◆ YOUR INSTRUCTIONS
The required output is every entry, printed exactly as written.

◆ EXTRACTED ENTRIES
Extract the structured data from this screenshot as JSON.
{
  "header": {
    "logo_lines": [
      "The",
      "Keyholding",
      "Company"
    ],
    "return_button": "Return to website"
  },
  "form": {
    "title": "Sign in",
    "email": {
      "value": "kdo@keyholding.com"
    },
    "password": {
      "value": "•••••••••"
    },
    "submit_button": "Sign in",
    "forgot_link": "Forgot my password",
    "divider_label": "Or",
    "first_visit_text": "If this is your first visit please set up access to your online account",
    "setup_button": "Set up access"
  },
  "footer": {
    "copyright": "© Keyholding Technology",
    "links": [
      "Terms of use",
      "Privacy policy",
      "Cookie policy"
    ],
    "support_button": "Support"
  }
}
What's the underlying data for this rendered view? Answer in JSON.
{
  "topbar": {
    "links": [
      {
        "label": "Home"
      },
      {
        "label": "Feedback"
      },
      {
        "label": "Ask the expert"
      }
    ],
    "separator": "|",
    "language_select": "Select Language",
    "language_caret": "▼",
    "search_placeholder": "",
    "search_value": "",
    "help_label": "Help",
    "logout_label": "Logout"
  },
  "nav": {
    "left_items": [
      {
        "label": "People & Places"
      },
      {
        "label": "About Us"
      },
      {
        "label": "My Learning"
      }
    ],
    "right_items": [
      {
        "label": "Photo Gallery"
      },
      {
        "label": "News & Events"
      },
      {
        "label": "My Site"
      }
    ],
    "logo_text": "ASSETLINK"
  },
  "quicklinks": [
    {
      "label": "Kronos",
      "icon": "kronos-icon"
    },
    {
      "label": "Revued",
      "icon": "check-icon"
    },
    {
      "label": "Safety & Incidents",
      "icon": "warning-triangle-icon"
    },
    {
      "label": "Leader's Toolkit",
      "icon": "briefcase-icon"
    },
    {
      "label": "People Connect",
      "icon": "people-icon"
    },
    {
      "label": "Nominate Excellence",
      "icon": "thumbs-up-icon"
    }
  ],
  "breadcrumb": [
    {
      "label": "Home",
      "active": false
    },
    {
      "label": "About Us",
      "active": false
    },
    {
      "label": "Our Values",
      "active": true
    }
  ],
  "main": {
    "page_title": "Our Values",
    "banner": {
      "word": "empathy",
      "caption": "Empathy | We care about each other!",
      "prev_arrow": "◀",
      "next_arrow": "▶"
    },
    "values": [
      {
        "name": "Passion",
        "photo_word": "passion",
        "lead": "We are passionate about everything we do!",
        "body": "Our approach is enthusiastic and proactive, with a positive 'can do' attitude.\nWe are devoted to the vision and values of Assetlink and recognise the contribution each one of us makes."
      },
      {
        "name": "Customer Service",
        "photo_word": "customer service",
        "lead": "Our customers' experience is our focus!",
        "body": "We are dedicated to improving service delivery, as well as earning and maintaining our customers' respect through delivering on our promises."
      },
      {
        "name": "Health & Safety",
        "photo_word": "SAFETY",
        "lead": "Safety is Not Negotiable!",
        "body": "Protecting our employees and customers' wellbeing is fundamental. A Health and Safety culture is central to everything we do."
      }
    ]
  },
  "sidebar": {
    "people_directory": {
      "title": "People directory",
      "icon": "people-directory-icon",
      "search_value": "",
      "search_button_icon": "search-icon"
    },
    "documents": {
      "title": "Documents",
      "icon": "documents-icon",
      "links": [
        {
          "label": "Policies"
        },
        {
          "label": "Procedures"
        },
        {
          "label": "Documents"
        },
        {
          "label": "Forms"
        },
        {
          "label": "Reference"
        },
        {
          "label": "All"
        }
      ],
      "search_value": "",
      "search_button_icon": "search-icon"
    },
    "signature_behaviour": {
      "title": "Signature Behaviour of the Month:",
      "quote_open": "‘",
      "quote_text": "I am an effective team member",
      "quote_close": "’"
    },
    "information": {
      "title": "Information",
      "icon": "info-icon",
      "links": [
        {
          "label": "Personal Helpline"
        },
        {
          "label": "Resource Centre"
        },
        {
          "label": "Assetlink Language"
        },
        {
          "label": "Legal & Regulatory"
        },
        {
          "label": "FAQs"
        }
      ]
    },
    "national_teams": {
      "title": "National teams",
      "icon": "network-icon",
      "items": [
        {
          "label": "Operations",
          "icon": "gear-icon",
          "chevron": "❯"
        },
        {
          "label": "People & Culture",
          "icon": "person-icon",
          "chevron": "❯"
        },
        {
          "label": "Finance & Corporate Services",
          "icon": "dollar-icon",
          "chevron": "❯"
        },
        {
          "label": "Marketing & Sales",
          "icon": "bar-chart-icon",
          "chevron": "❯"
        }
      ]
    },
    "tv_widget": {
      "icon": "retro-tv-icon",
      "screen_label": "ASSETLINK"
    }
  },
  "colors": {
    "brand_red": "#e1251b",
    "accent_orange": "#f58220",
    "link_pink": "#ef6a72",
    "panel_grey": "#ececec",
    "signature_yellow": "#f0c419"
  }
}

◆ SOLUTION
Extract the structured data from this screenshot as JSON.
{
  "header": {
    "logo_lines": [
      "The",
      "Keyholding",
      "Company"
    ],
    "return_button": "Return to website"
  },
  "form": {
    "title": "Sign in",
    "email": {
      "value": "kdo@keyholding.com"
    },
    "password": {
      "value": "•••••••••"
    },
    "submit_button": "Sign in",
    "forgot_link": "Forgot my password",
    "divider_label": "Or",
    "first_visit_text": "If this is your first visit please set up access to your online account",
    "setup_button": "Set up access"
  },
  "footer": {
    "copyright": "© Keyholding Technology",
    "links": [
      "Terms of use",
      "Privacy policy",
      "Cookie policy"
    ],
    "support_button": "Support"
  }
}
What's the underlying data for this rendered view? Answer in JSON.
{
  "topbar": {
    "links": [
      {
        "label": "Home"
      },
      {
        "label": "Feedback"
      },
      {
        "label": "Ask the expert"
      }
    ],
    "separator": "|",
    "language_select": "Select Language",
    "language_caret": "▼",
    "search_placeholder": "",
    "search_value": "",
    "help_label": "Help",
    "logout_label": "Logout"
  },
  "nav": {
    "left_items": [
      {
        "label": "People & Places"
      },
      {
        "label": "About Us"
      },
      {
        "label": "My Learning"
      }
    ],
    "right_items": [
      {
        "label": "Photo Gallery"
      },
      {
        "label": "News & Events"
      },
      {
        "label": "My Site"
      }
    ],
    "logo_text": "ASSETLINK"
  },
  "quicklinks": [
    {
      "label": "Kronos",
      "icon": "kronos-icon"
    },
    {
      "label": "Revued",
      "icon": "check-icon"
    },
    {
      "label": "Safety & Incidents",
      "icon": "warning-triangle-icon"
    },
    {
      "label": "Leader's Toolkit",
      "icon": "briefcase-icon"
    },
    {
      "label": "People Connect",
      "icon": "people-icon"
    },
    {
      "label": "Nominate Excellence",
      "icon": "thumbs-up-icon"
    }
  ],
  "breadcrumb": [
    {
      "label": "Home",
      "active": false
    },
    {
      "label": "About Us",
      "active": false
    },
    {
      "label": "Our Values",
      "active": true
    }
  ],
  "main": {
    "page_title": "Our Values",
    "banner": {
      "word": "empathy",
      "caption": "Empathy | We care about each other!",
      "prev_arrow": "◀",
      "next_arrow": "▶"
    },
    "values": [
      {
        "name": "Passion",
        "photo_word": "passion",
        "lead": "We are passionate about everything we do!",
        "body": "Our approach is enthusiastic and proactive, with a positive 'can do' attitude.\nWe are devoted to the vision and values of Assetlink and recognise the contribution each one of us makes."
      },
      {
        "name": "Customer Service",
        "photo_word": "customer service",
        "lead": "Our customers' experience is our focus!",
        "body": "We are dedicated to improving service delivery, as well as earning and maintaining our customers' respect through delivering on our promises."
      },
      {
        "name": "Health & Safety",
        "photo_word": "SAFETY",
        "lead": "Safety is Not Negotiable!",
        "body": "Protecting our employees and customers' wellbeing is fundamental. A Health and Safety culture is central to everything we do."
      }
    ]
  },
  "sidebar": {
    "people_directory": {
      "title": "People directory",
      "icon": "people-directory-icon",
      "search_value": "",
      "search_button_icon": "search-icon"
    },
    "documents": {
      "title": "Documents",
      "icon": "documents-icon",
      "links": [
        {
          "label": "Policies"
        },
        {
          "label": "Procedures"
        },
        {
          "label": "Documents"
        },
        {
          "label": "Forms"
        },
        {
          "label": "Reference"
        },
        {
          "label": "All"
        }
      ],
      "search_value": "",
      "search_button_icon": "search-icon"
    },
    "signature_behaviour": {
      "title": "Signature Behaviour of the Month:",
      "quote_open": "‘",
      "quote_text": "I am an effective team member",
      "quote_close": "’"
    },
    "information": {
      "title": "Information",
      "icon": "info-icon",
      "links": [
        {
          "label": "Personal Helpline"
        },
        {
          "label": "Resource Centre"
        },
        {
          "label": "Assetlink Language"
        },
        {
          "label": "Legal & Regulatory"
        },
        {
          "label": "FAQs"
        }
      ]
    },
    "national_teams": {
      "title": "National teams",
      "icon": "network-icon",
      "items": [
        {
          "label": "Operations",
          "icon": "gear-icon",
          "chevron": "❯"
        },
        {
          "label": "People & Culture",
          "icon": "person-icon",
          "chevron": "❯"
        },
        {
          "label": "Finance & Corporate Services",
          "icon": "dollar-icon",
          "chevron": "❯"
        },
        {
          "label": "Marketing & Sales",
          "icon": "bar-chart-icon",
          "chevron": "❯"
        }
      ]
    },
    "tv_widget": {
      "icon": "retro-tv-icon",
      "screen_label": "ASSETLINK"
    }
  },
  "colors": {
    "brand_red": "#e1251b",
    "accent_orange": "#f58220",
    "link_pink": "#ef6a72",
    "panel_grey": "#ececec",
    "signature_yellow": "#f0c419"
  }
}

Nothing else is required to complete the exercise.